[[ The data, beginning ]]

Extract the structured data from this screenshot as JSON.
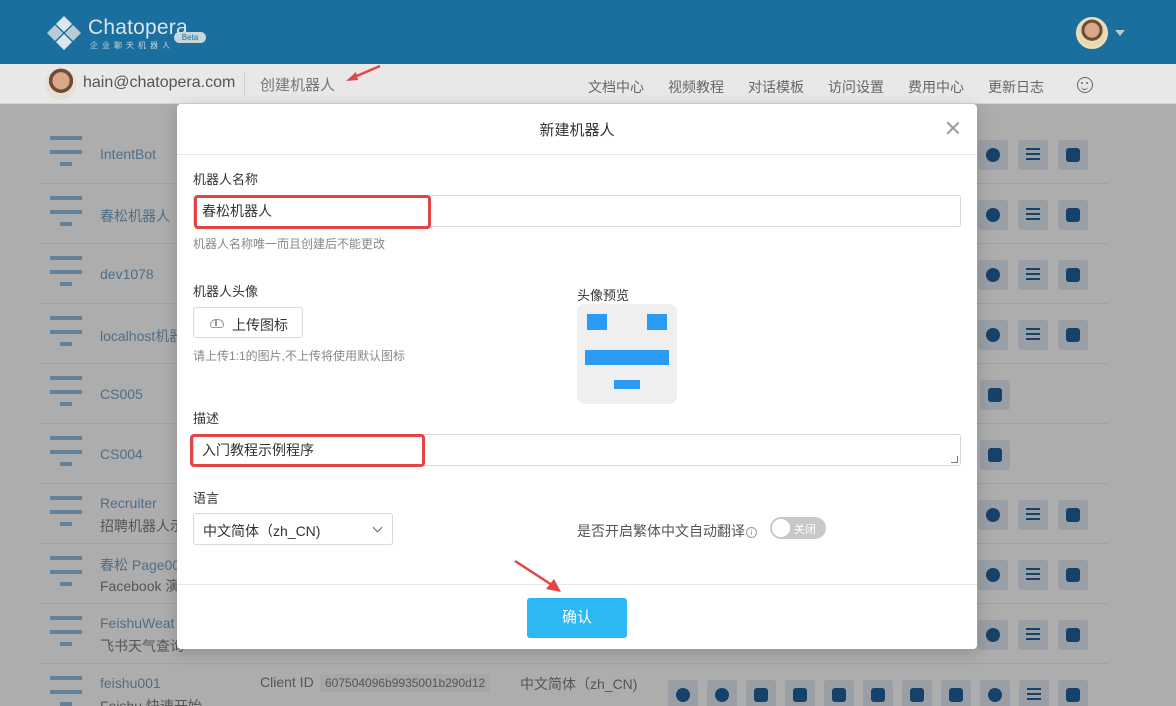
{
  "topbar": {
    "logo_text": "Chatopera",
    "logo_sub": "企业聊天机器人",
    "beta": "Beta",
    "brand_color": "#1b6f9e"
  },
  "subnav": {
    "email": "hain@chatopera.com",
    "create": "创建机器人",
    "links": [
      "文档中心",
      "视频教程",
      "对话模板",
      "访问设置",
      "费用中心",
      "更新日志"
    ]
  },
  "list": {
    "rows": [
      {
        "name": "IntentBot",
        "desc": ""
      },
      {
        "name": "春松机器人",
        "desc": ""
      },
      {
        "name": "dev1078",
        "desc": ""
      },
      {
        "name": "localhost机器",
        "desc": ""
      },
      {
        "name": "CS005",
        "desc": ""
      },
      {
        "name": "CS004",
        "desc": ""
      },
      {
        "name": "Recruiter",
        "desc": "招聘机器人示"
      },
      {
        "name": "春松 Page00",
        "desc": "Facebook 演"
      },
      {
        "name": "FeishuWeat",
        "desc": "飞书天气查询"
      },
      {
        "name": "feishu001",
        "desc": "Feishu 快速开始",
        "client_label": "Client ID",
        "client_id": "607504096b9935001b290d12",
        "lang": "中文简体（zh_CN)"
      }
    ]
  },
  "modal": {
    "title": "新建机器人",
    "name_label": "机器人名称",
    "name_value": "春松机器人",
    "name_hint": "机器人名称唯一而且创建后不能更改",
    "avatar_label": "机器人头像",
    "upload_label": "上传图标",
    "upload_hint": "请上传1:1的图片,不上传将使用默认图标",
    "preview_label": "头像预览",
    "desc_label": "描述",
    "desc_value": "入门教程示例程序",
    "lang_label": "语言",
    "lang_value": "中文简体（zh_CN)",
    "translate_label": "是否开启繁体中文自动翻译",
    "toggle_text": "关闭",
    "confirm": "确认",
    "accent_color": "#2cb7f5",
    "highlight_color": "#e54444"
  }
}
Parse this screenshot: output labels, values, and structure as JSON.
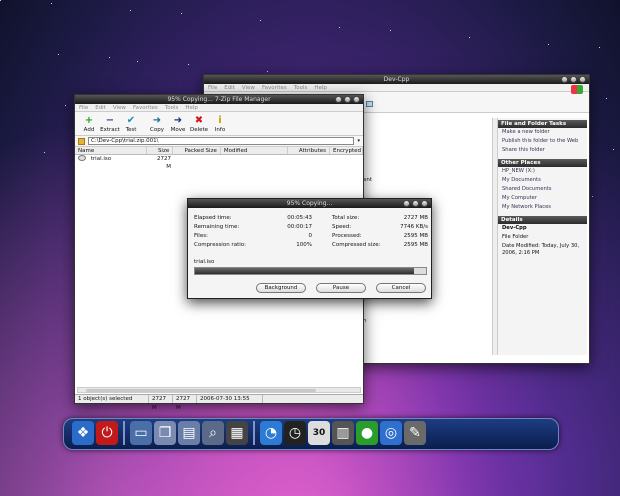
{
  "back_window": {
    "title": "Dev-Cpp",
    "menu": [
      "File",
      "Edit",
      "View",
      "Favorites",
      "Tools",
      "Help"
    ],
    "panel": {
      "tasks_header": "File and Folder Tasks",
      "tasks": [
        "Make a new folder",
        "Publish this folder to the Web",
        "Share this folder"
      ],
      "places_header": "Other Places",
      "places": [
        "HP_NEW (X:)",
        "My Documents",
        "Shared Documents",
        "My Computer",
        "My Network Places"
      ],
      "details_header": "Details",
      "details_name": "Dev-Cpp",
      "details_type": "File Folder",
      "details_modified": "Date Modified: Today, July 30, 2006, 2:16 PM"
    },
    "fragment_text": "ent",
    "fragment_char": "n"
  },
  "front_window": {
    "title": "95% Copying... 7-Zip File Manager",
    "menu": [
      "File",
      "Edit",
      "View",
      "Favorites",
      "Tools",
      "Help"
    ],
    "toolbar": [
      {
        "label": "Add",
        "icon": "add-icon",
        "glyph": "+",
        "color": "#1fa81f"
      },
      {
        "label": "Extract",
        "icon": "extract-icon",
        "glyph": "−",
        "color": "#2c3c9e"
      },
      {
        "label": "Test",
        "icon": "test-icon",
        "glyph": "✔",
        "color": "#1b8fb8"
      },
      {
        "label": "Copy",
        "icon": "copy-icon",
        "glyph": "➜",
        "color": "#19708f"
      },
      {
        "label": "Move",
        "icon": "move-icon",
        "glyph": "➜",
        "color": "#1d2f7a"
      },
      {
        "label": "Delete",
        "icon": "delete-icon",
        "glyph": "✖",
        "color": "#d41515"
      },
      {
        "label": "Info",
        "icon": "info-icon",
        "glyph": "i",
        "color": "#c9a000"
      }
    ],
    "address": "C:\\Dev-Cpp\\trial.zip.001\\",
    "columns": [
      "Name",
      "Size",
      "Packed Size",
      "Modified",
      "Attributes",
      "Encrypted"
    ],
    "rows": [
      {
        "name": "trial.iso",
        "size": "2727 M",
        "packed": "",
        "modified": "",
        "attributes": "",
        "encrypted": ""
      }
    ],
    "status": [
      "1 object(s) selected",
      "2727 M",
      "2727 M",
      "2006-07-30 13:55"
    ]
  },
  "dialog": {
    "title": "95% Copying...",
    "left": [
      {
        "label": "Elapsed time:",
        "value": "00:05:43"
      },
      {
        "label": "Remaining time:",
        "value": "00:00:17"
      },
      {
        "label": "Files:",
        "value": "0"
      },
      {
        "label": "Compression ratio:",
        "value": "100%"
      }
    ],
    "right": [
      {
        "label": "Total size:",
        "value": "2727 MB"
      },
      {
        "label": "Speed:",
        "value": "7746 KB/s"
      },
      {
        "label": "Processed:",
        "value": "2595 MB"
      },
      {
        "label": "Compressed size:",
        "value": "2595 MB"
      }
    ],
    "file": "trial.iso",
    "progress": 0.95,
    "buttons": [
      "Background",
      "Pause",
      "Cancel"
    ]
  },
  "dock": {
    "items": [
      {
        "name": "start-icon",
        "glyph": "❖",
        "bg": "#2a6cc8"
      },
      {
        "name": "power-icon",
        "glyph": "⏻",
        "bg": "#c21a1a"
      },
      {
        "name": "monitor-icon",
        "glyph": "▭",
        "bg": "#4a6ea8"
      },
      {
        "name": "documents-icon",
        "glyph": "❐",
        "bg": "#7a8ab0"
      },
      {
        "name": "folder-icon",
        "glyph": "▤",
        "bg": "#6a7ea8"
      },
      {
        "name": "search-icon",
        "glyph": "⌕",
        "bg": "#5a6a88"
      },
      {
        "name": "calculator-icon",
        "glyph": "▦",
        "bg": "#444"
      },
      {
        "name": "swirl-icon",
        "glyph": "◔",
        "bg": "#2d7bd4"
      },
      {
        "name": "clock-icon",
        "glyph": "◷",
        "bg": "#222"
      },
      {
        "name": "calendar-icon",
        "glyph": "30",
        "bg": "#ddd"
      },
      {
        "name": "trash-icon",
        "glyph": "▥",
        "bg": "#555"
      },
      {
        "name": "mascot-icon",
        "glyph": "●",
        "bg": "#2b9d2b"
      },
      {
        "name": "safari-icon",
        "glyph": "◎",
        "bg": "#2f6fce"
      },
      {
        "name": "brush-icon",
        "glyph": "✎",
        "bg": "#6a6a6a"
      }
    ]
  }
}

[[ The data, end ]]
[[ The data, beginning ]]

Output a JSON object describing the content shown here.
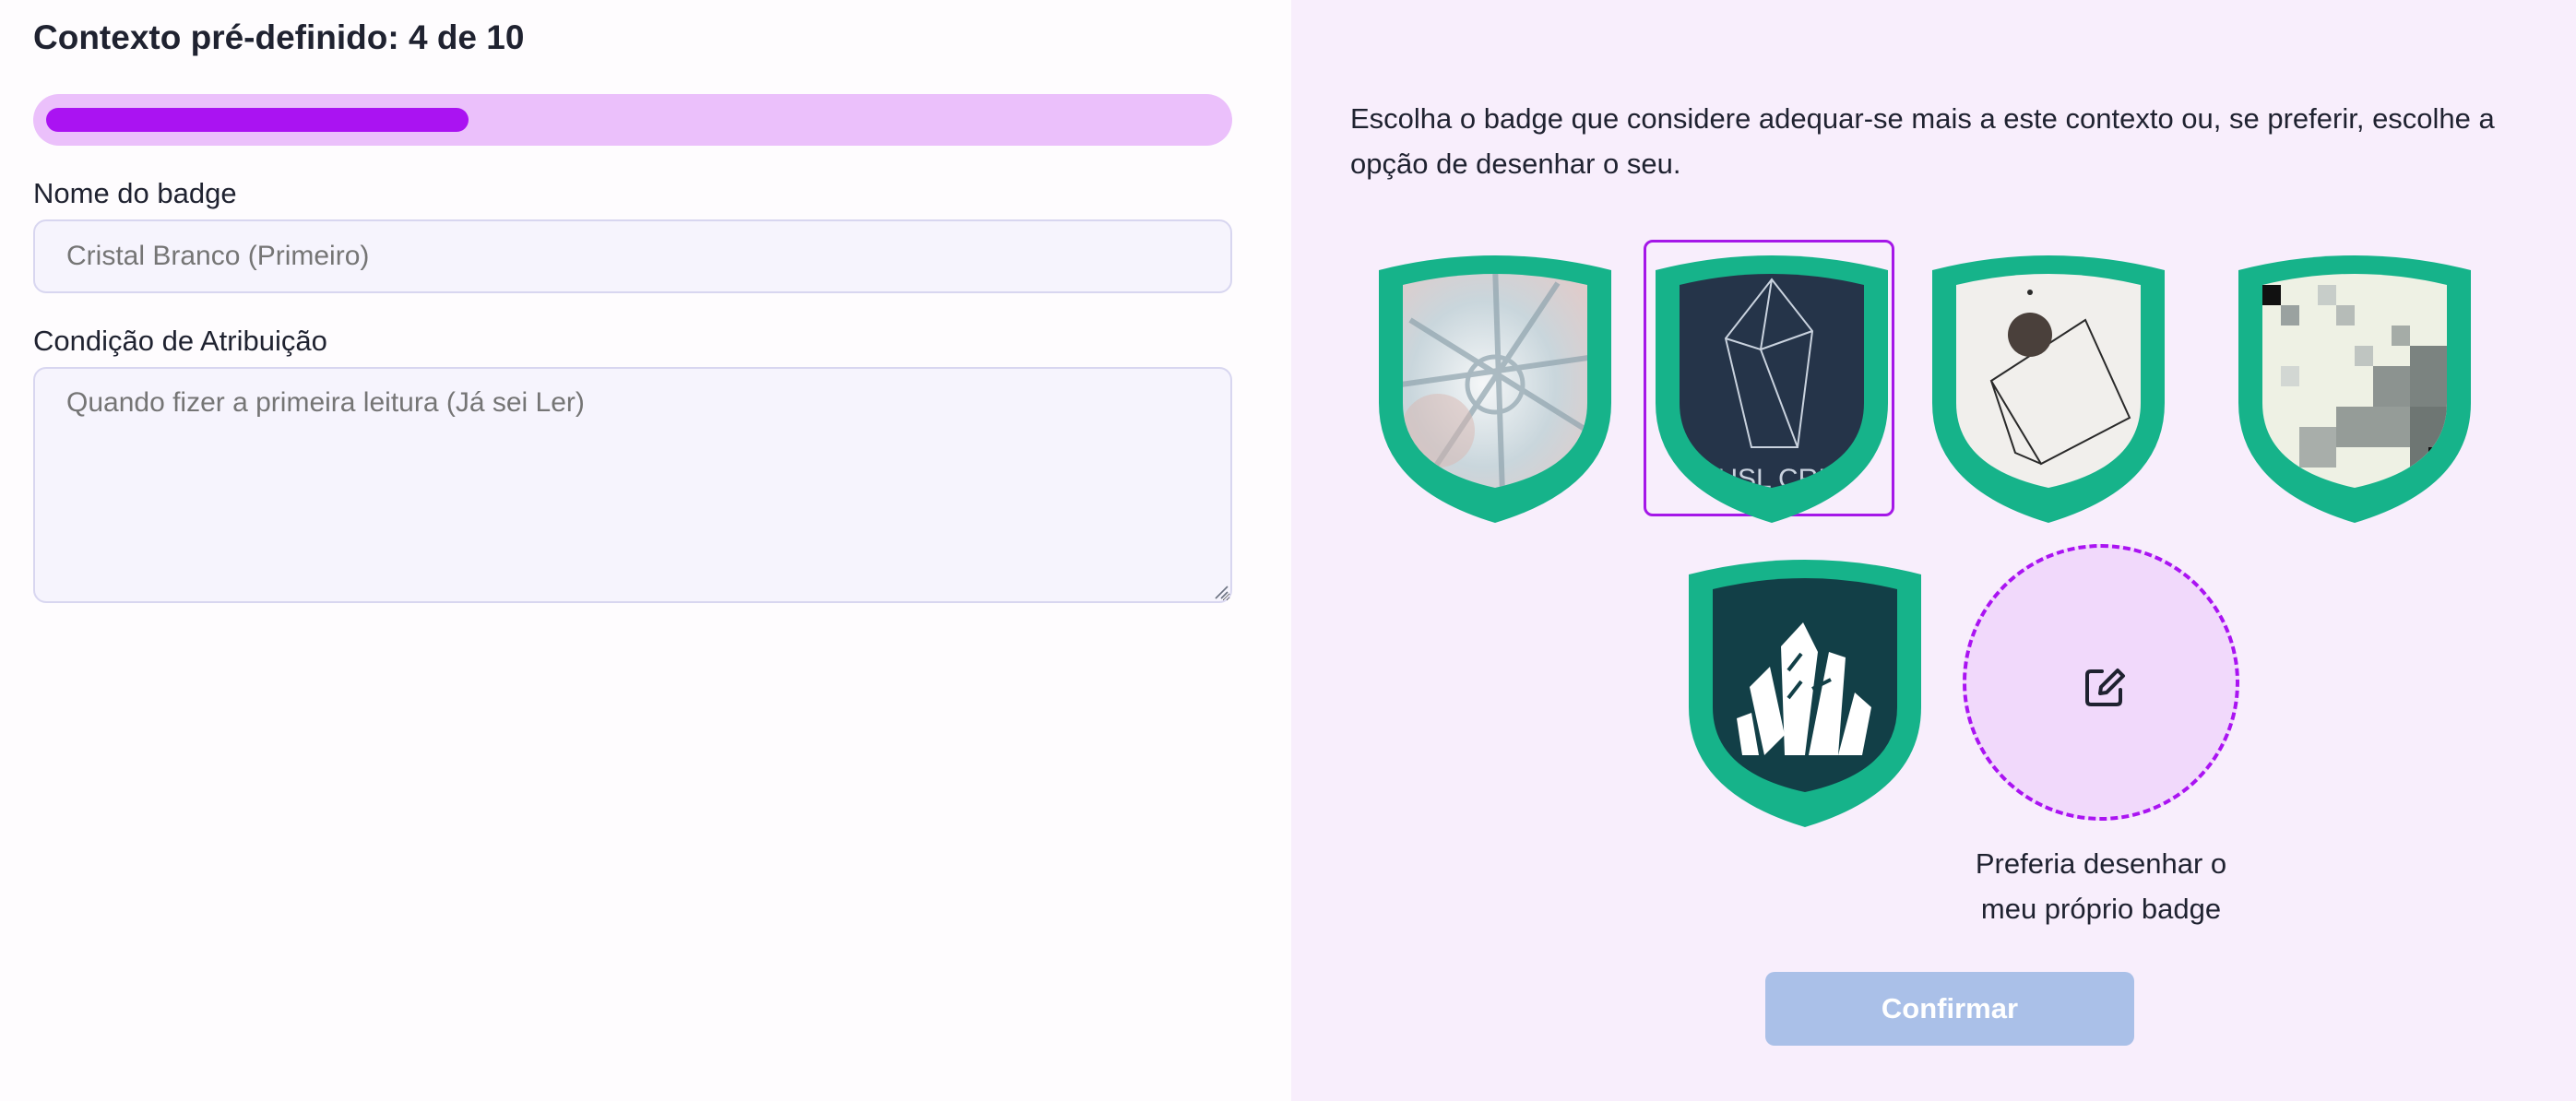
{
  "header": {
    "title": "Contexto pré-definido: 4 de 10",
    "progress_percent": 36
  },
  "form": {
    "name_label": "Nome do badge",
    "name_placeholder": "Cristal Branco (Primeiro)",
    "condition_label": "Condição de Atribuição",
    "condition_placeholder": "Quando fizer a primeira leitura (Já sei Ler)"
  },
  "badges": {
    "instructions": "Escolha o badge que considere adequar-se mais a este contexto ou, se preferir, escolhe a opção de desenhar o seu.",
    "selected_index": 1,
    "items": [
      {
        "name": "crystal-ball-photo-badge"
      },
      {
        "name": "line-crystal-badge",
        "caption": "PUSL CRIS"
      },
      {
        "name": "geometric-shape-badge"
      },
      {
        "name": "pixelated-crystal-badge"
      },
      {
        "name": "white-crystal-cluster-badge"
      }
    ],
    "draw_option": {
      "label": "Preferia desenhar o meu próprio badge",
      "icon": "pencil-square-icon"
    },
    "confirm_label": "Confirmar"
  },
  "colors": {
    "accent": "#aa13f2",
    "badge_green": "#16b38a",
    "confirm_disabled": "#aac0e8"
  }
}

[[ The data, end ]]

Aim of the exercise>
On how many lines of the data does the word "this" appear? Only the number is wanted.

Solution to the exercise>
4